__Exercise instructions__: Your task is to copy every record exactly.

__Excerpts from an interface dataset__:

····················

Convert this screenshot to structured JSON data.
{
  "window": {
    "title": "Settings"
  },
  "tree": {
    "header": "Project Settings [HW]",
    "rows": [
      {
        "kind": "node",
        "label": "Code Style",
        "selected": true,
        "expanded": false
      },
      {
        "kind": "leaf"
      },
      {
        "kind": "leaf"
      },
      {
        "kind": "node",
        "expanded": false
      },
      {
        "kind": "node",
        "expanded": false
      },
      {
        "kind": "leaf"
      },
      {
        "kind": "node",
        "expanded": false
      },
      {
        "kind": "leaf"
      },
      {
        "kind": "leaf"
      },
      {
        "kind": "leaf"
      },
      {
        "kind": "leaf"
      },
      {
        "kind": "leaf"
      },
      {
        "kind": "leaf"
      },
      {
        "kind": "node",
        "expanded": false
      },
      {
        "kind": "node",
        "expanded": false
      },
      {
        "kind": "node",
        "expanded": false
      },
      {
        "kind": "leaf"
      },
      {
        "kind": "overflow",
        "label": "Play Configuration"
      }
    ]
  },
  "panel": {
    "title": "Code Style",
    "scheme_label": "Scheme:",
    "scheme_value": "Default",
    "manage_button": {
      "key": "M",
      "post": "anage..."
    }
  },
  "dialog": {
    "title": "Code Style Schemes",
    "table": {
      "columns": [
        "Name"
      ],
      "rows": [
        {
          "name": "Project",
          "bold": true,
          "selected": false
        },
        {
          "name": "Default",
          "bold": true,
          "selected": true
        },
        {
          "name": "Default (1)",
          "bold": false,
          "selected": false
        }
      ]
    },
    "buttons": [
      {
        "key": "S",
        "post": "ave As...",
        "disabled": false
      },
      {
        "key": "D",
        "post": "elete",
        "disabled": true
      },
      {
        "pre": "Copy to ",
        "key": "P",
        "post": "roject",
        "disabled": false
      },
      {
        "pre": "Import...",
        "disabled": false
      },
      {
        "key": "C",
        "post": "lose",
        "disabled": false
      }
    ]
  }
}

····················

__Task solution__:
Convert this screenshot to structured JSON data.
{
  "window": {
    "title": "Settings"
  },
  "tree": {
    "header": "Project Settings [HW]",
    "rows": [
      {
        "kind": "node",
        "label": "Code Style",
        "selected": true,
        "expanded": false
      },
      {
        "kind": "leaf"
      },
      {
        "kind": "leaf"
      },
      {
        "kind": "node",
        "expanded": false
      },
      {
        "kind": "node",
        "expanded": false
      },
      {
        "kind": "leaf"
      },
      {
        "kind": "node",
        "expanded": false
      },
      {
        "kind": "leaf"
      },
      {
        "kind": "leaf"
      },
      {
        "kind": "leaf"
      },
      {
        "kind": "leaf"
      },
      {
        "kind": "leaf"
      },
      {
        "kind": "leaf"
      },
      {
        "kind": "node",
        "expanded": false
      },
      {
        "kind": "node",
        "expanded": false
      },
      {
        "kind": "node",
        "expanded": false
      },
      {
        "kind": "leaf"
      },
      {
        "kind": "overflow",
        "label": "Play Configuration"
      }
    ]
  },
  "panel": {
    "title": "Code Style",
    "scheme_label": "Scheme:",
    "scheme_value": "Default",
    "manage_button": {
      "key": "M",
      "post": "anage..."
    }
  },
  "dialog": {
    "title": "Code Style Schemes",
    "table": {
      "columns": [
        "Name"
      ],
      "rows": [
        {
          "name": "Project",
          "bold": true,
          "selected": false
        },
        {
          "name": "Default",
          "bold": true,
          "selected": true
        },
        {
          "name": "Default (1)",
          "bold": false,
          "selected": false
        }
      ]
    },
    "buttons": [
      {
        "key": "S",
        "post": "ave As...",
        "disabled": false
      },
      {
        "key": "D",
        "post": "elete",
        "disabled": true
      },
      {
        "pre": "Copy to ",
        "key": "P",
        "post": "roject",
        "disabled": false
      },
      {
        "pre": "Import...",
        "disabled": false
      },
      {
        "key": "C",
        "post": "lose",
        "disabled": false
      }
    ]
  }
}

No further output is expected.